Ketubot 87 - Repairing trust
Earlier we learned that a husband may at times impose an oath on his wife, that she did not embezzle any of his property. We also mentioned that the possibility of this oath may lead to a mistrust between the husband and the wife.
To prevent this, the husband may write for her a document stating that he "Will have no right to impose an oath or vow on her," and he then waive this right, although he can still impose the oath on her successor. He may go further and give up the right to impose an oath on others involved as well.

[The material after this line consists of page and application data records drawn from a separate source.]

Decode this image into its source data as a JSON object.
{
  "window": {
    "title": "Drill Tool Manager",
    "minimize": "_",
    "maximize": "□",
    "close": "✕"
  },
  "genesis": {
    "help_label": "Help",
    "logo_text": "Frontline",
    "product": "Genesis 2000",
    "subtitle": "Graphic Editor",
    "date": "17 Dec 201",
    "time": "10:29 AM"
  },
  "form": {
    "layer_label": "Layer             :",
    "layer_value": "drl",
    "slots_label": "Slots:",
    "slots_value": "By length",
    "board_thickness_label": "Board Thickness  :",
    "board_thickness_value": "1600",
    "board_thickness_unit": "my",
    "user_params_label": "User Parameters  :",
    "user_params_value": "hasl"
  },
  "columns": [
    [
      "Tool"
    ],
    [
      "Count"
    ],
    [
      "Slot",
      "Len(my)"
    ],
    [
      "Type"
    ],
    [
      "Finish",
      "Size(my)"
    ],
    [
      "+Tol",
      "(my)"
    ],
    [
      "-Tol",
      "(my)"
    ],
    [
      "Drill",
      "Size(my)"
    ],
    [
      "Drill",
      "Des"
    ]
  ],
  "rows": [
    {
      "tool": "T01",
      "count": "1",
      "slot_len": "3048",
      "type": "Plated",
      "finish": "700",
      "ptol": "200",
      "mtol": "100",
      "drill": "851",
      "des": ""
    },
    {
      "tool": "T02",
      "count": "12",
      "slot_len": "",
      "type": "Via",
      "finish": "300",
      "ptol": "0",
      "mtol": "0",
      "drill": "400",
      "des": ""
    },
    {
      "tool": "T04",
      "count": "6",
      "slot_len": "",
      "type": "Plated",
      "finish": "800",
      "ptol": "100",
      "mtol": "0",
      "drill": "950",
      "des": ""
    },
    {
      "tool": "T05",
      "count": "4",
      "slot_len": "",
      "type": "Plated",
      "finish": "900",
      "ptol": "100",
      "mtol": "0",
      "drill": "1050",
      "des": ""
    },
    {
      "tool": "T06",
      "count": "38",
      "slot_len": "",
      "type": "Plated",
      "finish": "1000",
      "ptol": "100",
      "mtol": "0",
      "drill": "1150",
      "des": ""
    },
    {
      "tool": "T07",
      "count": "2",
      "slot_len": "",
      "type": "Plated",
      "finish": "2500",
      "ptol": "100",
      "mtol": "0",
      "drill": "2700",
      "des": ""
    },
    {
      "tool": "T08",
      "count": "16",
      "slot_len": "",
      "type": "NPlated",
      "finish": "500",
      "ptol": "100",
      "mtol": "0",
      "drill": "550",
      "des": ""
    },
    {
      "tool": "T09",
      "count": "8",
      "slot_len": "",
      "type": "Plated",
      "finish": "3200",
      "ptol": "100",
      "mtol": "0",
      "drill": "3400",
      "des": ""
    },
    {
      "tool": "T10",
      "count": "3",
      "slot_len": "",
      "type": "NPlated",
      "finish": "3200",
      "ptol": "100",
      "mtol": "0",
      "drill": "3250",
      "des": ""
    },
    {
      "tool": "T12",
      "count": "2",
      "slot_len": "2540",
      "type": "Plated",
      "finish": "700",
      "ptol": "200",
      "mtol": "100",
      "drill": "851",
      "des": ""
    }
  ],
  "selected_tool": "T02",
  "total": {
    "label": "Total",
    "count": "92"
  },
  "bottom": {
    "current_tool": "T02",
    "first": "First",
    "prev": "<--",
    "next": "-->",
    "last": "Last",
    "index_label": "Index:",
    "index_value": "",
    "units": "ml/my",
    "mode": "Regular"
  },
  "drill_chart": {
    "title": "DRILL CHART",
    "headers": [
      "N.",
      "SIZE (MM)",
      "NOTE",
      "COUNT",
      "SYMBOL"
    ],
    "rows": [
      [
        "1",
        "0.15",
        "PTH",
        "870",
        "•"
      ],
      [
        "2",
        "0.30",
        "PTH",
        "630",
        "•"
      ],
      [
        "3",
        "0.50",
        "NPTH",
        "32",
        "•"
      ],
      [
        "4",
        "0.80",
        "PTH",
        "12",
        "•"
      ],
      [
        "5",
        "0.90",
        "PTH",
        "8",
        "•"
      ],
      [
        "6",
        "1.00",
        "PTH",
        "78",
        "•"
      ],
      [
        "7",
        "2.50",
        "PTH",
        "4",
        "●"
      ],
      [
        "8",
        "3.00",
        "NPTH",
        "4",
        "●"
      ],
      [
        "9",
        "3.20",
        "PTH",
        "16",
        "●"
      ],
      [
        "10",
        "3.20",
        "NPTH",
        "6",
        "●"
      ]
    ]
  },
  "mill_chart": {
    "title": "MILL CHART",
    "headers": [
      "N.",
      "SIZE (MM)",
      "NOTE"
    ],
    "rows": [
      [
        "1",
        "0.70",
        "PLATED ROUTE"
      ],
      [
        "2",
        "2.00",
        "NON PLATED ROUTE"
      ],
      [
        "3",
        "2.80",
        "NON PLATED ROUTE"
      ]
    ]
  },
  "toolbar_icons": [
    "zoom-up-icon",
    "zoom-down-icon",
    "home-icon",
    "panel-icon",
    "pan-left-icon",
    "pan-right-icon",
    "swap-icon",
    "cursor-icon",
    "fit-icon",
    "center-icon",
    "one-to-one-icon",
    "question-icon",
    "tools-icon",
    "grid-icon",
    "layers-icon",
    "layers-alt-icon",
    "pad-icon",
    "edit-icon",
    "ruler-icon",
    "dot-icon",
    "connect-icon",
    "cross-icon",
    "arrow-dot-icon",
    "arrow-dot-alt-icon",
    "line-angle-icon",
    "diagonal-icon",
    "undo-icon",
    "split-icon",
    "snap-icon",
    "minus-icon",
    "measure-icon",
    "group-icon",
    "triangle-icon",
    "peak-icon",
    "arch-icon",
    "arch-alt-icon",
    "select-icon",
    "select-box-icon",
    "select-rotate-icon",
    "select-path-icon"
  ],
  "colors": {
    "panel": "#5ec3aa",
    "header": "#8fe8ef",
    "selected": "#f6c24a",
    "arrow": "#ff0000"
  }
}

The purpose of this oath was often to verify that the wife has not as yet collected her Ketubah, and that she is coming with a valid claim on the full amount. However, there was a strong incentive for the widow to take this oath, even if in truth she already collected some or all of the payment, and rationalize that she is indeed entitled to extra compensation, because of the care that she will have to give to the orphans. The courts stopped accepting this oath, and widows had no way of collecting the Ketubah. To rectify that, the Sages gave the orphans the right to ask her to pronounce a vow (such as "The use of my husband's property is prohibited to me if I embezzled") and then she gets the Ketubah.
The standard case where an oath would be present is where the husband claims that he paid his wife the Ketubah, and she says she received only a partial payment. The oath is in order because the one who pays usually remembers well his payment, but the one who receives is not as careful about the details. The oath makes him better go through his recollections.
Art: The Orphan By Walter Langley